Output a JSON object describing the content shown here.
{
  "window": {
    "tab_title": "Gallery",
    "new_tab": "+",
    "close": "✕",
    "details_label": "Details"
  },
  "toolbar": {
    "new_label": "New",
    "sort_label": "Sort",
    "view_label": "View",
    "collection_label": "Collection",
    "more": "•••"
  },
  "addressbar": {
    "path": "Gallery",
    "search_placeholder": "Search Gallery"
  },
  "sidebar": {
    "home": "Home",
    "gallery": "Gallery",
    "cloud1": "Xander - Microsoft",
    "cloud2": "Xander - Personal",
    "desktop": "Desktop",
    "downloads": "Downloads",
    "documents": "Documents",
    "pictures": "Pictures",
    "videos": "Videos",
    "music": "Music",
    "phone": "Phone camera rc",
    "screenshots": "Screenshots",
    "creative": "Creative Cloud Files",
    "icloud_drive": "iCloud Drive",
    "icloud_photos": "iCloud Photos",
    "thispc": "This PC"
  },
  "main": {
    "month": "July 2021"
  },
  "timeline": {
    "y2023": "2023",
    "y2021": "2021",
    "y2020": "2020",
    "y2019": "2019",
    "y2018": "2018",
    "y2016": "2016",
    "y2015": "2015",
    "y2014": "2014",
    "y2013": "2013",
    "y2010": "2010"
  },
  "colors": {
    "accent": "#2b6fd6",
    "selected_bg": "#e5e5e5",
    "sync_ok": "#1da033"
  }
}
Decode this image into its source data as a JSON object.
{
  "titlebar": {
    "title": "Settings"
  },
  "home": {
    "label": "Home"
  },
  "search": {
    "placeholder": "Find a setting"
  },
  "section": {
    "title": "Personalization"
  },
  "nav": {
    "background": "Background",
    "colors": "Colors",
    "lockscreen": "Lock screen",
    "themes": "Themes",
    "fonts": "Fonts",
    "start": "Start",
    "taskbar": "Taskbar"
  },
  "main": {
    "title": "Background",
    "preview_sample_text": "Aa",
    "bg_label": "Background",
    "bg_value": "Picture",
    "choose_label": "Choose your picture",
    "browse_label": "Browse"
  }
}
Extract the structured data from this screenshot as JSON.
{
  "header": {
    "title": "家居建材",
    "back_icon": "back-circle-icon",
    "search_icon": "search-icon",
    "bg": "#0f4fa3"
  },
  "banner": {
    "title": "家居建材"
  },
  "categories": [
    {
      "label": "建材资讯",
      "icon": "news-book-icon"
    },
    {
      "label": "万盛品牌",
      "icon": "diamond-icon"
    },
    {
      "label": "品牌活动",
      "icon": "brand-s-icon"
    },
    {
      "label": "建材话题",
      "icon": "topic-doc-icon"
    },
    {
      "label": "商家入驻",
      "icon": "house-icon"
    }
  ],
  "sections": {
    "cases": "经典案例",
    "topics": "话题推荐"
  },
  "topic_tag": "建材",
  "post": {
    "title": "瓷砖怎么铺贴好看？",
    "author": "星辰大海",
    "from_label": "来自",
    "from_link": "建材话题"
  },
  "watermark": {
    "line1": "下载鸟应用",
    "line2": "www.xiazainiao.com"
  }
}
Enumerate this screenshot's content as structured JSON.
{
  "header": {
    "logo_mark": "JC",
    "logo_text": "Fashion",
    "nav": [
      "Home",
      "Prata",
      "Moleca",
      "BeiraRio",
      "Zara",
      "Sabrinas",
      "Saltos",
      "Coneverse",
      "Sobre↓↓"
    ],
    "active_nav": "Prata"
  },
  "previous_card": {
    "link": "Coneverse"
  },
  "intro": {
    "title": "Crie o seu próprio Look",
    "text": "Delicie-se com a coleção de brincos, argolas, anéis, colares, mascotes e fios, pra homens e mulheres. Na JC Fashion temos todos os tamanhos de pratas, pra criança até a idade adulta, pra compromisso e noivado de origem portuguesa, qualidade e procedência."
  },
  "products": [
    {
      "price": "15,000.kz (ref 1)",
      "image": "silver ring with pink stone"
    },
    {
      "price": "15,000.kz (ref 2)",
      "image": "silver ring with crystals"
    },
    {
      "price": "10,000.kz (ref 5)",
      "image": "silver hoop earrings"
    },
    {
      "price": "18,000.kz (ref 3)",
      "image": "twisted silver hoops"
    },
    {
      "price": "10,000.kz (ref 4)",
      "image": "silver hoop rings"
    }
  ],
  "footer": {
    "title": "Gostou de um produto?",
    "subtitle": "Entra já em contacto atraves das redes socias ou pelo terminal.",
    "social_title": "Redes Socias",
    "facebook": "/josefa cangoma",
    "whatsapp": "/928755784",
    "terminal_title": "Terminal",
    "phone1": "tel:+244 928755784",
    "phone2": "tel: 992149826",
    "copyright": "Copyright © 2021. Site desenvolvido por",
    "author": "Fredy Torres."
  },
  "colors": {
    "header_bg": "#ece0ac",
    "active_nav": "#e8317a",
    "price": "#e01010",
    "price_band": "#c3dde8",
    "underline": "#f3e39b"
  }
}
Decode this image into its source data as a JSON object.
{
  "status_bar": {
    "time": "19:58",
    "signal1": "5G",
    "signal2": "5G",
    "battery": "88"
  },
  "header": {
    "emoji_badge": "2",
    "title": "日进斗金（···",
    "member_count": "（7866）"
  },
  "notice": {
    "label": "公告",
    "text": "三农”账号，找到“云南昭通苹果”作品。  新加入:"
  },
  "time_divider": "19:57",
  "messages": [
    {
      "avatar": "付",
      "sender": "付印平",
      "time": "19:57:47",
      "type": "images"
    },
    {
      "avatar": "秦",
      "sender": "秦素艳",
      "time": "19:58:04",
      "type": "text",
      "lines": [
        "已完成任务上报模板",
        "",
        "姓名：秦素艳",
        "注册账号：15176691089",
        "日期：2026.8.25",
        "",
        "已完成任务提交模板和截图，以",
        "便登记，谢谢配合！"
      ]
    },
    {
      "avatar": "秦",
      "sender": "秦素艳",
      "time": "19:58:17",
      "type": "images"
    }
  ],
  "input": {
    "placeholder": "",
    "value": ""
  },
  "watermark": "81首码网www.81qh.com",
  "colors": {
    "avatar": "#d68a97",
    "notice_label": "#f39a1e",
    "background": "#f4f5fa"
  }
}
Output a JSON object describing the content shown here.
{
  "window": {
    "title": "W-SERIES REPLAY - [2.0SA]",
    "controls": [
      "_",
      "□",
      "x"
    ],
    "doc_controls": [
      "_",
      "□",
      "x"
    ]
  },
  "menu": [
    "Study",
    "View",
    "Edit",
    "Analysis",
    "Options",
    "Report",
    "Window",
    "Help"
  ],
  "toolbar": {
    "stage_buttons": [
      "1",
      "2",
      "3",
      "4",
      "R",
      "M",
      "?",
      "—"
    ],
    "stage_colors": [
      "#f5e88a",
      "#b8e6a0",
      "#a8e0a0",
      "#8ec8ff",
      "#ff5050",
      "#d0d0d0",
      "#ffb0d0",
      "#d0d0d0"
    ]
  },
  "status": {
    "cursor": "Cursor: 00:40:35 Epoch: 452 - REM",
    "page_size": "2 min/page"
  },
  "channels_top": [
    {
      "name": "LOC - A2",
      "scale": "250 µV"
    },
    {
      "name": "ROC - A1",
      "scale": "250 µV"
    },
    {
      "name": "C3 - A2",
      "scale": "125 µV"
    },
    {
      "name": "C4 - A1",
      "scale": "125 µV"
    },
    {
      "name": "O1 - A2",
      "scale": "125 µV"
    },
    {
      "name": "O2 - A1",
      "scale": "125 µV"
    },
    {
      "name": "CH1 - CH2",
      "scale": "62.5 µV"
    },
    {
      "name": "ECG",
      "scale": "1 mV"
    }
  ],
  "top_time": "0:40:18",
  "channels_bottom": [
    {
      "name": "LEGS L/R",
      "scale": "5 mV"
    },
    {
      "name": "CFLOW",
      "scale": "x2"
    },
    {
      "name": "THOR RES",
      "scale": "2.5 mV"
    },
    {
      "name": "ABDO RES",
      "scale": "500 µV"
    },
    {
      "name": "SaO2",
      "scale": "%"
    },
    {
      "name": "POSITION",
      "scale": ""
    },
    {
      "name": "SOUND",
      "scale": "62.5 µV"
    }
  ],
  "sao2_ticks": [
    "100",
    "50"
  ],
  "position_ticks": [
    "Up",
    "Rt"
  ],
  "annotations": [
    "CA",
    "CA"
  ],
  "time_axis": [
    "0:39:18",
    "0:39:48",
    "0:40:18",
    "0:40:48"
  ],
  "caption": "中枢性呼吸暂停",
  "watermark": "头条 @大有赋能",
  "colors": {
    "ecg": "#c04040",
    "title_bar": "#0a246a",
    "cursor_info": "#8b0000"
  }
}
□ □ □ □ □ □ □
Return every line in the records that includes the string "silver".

      "image": "silver ring with pink stone"
      "image": "silver ring with crystals"
      "image": "silver hoop earrings"
      "image": "twisted silver hoops"
      "image": "silver hoop rings"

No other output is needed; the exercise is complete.